All academic research should follow the prescribed citation format for the field. Developed by the American Psychological Association, APA style is the most common citation format for research in social science disciplines, including public health. Public health students may also follow the AMA general format and citation rules, depending on their institution’s preferences.
Using a consistent citation style for works in a given field creates clear expectations for documenting and presenting cited sources. Adhering to these expectations help scholars produce documents that are easy for other researchers to interpret. Consistent documentation of sources increases the likelihood that an author receives credit for their work. Additionally, researchers are more likely to keep an organized portfolio of sources, and to use them correctly, if they follow their field’s preferred citation style.
The examples below demonstrate correct APA style citation formats. Consider visiting the Purdue Online Writing Lab for additional information and examples.
Articles From Online Periodicals

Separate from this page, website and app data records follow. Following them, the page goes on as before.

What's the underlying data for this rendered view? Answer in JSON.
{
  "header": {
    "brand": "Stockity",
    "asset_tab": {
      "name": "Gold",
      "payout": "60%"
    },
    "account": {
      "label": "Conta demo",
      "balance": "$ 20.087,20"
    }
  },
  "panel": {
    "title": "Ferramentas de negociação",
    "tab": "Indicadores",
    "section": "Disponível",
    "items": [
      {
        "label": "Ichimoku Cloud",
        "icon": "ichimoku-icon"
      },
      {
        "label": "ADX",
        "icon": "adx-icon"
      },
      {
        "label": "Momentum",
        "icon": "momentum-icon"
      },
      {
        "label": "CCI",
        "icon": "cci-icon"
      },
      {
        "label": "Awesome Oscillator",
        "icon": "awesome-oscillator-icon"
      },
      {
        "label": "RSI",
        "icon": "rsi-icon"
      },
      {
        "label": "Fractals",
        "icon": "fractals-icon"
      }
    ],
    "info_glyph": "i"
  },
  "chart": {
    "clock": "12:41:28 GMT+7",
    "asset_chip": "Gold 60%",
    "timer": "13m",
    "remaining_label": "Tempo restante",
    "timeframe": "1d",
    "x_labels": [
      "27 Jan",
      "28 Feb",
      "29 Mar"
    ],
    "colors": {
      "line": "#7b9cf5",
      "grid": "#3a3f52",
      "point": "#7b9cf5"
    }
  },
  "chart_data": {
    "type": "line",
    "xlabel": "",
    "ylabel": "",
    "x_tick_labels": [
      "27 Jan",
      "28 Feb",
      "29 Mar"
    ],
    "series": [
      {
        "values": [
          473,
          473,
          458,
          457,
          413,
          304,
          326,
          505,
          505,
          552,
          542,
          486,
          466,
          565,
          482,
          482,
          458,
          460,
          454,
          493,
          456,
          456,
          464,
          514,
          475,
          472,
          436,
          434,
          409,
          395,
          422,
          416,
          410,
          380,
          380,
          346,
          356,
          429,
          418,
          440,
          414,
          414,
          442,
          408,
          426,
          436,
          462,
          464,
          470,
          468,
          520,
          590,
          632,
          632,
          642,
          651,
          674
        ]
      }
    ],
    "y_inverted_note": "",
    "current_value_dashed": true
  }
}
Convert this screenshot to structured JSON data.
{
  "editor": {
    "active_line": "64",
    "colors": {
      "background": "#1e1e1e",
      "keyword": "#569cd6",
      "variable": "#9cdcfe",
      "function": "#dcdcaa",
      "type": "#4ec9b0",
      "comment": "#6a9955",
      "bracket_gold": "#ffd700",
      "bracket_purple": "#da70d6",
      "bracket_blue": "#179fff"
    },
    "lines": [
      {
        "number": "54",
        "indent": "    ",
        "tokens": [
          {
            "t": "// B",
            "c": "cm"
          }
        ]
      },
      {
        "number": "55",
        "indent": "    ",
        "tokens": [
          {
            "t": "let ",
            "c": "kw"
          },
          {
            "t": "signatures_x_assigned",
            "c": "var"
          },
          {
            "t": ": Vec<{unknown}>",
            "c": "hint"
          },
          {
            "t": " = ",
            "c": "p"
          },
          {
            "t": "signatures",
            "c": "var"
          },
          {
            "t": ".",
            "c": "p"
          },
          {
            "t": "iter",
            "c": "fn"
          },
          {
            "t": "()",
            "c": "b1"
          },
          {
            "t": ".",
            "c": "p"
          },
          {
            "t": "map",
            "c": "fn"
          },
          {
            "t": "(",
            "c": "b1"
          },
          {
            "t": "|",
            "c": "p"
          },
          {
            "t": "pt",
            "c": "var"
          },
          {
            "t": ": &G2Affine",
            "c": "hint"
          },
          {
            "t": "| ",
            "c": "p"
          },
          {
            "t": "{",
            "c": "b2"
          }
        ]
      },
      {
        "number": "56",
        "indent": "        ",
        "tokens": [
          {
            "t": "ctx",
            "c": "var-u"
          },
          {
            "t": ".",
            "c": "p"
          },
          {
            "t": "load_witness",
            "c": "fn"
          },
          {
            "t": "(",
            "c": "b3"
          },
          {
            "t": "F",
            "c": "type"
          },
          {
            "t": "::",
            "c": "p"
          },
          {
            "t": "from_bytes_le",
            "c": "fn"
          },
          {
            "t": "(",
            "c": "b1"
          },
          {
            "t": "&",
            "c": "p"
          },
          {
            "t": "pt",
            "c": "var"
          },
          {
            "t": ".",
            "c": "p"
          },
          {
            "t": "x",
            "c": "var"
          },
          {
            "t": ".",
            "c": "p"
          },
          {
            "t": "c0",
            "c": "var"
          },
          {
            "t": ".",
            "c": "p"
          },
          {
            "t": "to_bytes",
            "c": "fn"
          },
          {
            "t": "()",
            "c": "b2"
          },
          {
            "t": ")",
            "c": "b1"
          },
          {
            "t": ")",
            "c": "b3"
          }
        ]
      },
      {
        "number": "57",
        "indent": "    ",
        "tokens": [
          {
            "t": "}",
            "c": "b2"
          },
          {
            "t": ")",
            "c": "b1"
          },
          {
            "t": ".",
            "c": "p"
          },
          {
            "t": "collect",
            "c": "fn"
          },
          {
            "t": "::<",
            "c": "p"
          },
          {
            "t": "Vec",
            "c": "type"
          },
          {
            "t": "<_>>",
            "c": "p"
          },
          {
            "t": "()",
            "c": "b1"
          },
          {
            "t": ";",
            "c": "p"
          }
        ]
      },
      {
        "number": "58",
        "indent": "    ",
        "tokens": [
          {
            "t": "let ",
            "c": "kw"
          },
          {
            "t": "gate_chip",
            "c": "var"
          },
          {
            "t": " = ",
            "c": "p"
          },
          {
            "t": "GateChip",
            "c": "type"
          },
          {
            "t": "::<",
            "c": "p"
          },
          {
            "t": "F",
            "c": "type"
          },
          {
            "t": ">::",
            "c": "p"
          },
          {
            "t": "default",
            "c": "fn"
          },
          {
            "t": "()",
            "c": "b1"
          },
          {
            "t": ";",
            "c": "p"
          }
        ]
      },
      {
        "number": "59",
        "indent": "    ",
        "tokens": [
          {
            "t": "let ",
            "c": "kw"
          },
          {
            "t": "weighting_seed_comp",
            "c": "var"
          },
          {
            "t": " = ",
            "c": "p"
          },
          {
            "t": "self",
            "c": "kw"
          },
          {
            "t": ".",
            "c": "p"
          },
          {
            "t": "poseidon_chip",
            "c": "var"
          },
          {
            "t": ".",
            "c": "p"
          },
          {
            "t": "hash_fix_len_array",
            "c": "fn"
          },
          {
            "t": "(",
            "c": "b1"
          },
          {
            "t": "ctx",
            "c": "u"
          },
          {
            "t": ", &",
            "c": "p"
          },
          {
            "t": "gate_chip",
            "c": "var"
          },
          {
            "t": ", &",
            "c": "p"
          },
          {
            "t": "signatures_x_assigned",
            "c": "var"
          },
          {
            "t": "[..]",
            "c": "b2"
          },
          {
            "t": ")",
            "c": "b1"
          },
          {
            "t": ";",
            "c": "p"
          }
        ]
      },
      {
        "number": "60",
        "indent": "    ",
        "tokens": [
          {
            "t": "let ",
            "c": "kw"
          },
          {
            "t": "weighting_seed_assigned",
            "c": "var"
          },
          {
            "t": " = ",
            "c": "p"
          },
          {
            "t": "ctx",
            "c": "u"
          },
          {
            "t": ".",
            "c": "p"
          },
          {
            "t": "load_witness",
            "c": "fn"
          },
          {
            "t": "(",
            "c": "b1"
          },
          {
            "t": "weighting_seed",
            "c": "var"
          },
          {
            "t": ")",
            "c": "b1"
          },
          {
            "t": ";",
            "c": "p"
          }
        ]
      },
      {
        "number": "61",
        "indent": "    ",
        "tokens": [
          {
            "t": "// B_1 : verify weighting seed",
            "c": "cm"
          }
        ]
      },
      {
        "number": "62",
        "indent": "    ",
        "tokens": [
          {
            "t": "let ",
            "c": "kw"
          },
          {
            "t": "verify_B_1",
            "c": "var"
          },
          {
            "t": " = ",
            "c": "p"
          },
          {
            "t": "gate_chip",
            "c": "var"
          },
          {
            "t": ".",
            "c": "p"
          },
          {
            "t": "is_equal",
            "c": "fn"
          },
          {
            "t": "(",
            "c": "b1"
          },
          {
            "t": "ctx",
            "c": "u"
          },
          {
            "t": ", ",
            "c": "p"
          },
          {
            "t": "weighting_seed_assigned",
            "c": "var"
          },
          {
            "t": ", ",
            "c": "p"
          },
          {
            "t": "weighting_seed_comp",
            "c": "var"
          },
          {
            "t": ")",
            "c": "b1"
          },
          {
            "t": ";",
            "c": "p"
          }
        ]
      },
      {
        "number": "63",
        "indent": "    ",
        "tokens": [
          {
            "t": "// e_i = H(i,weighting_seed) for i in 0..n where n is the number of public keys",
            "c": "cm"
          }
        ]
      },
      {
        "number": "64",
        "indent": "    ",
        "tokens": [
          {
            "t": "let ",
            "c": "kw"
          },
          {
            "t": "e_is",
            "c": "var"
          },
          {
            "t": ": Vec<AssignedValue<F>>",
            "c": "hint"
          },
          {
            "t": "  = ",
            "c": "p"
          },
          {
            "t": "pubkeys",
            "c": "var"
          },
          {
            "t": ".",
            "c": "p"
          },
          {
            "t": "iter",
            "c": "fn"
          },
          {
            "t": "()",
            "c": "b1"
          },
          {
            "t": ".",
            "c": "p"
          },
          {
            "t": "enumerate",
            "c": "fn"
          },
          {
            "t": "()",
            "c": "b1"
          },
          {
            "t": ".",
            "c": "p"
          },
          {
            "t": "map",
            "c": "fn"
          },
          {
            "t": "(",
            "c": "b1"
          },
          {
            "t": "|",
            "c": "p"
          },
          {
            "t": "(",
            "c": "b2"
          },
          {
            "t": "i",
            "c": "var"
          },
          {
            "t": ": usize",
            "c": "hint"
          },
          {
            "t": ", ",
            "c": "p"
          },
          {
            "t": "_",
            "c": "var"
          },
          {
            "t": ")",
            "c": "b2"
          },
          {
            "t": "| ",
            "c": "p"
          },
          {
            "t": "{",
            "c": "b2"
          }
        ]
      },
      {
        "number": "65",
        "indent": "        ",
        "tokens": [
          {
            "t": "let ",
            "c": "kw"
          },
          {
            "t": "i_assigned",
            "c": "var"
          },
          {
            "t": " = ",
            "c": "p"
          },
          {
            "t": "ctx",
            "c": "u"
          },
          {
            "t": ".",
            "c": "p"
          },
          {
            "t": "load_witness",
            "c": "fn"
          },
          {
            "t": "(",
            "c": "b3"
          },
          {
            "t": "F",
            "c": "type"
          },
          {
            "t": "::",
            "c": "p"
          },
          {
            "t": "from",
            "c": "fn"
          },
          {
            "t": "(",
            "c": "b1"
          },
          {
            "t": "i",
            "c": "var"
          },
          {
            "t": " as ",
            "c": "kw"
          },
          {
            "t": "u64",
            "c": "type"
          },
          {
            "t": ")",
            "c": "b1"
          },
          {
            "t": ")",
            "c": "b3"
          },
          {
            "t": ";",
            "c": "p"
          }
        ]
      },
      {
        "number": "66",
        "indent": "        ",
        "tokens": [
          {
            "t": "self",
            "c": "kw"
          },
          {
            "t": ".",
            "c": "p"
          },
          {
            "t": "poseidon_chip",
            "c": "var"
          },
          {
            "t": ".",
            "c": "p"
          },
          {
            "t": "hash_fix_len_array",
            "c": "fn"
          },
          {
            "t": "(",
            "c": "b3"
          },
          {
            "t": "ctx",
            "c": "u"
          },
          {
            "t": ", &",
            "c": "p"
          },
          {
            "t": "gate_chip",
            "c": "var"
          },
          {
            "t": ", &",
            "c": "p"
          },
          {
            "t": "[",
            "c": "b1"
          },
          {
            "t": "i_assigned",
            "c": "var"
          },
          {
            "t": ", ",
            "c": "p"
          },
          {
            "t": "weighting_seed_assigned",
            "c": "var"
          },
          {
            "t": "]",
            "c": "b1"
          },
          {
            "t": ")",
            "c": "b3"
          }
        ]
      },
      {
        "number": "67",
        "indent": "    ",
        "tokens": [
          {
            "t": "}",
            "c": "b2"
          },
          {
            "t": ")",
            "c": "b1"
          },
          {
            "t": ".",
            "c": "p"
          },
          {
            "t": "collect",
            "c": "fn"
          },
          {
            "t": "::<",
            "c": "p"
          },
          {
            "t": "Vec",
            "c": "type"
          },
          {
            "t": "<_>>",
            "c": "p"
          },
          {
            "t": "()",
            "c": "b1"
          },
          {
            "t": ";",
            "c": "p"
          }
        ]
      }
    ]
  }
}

A digital object identifier (DOI) is a type of numeric and alphanumeric labeling system most often used to identify academic, professional, and government documents, such as research reports, data, and journal articles. The DOI appears as two-part number and decimal system with a forward slash between the numbers: “10.1985/143.” Researchers should use the format that appears on the document they wish to cite. Students should use a DOI in their citation unless no DOI is assigned to the original text.
Author, A. A., & Author, B. B. (Date of publication). Title of article. Title of Journal, volume number, page range.
doi:0000000/000000000000 or http://doi.org/10.0000/0000
Brownlie, D. (2007). Toward effective poster presentations: An annotated bibliography. European Journal of Marketing, 41,
Author, A. A., & Author, B. B. (Date of publication). Title of article. Title of Journal, volume number. Retrieved from
Kenneth, I. A. (2000). A Buddhist response to the nature of human rights. Journal of Buddhist Ethics, 8. Retrieved from
Author, A. A. (Year, Month Day). Title of article. Title of Newspaper. Retrieved from
Parker-Pope, T. (2008, May 6). Psychiatry handbook linked to drug industry. The New York Times. Retrieved from
De Huff, E. W. (n.d.). Taytay’s tales: Traditional Pueblo Indian tales. Retrieved from
Davis, J. (n.d.). Familiar birdsongs of the Northwest. Available from
No Author Name Provided
Name of organization. Title of specific item cited. URL. Accessed date.
International Society for Infectious Diseases. ProMED-mail Website. http://www.promedmail.org. Accessed April 29, 2004.
Author Name Provided
Author A. Title. Name of website. URL. Updated date. Accessed date.
Sullivan D. Major search engines and directories. SearchEngineWatch Website. http://www.searchenginewatch.com/links/article.php/2156221. Updated April 28, 2004. Accessed December 6, 2005.
Online Journal Article With Six or Fewer Authors; DOI Included
Florez H, Martinez R, Chakra W, Strickman-Stein M, Levis S. Outdoor exercise reduces the risk of hypovitaminosis D in the obese. J Steroid Biochem Mol Bio. 2007;103(3-5):679-681. doi:10.1016 /j.jsbmb.2006.12.032.
Online Journal Article With Six or More Authors; DOI Not Included
Siris ES, Miller PD, Barrett-Connor E, et al. Identification and fracture outcomes of undiagnosed low bone mineral density in postmenopausal women: results from the National Osteoporosis Risk Assessment. JAMA. 2001;286(22):2815-2822. http://jama.ama-assn.org/cgi/reprint/286/22 /2815. Accessed April 4, 2007.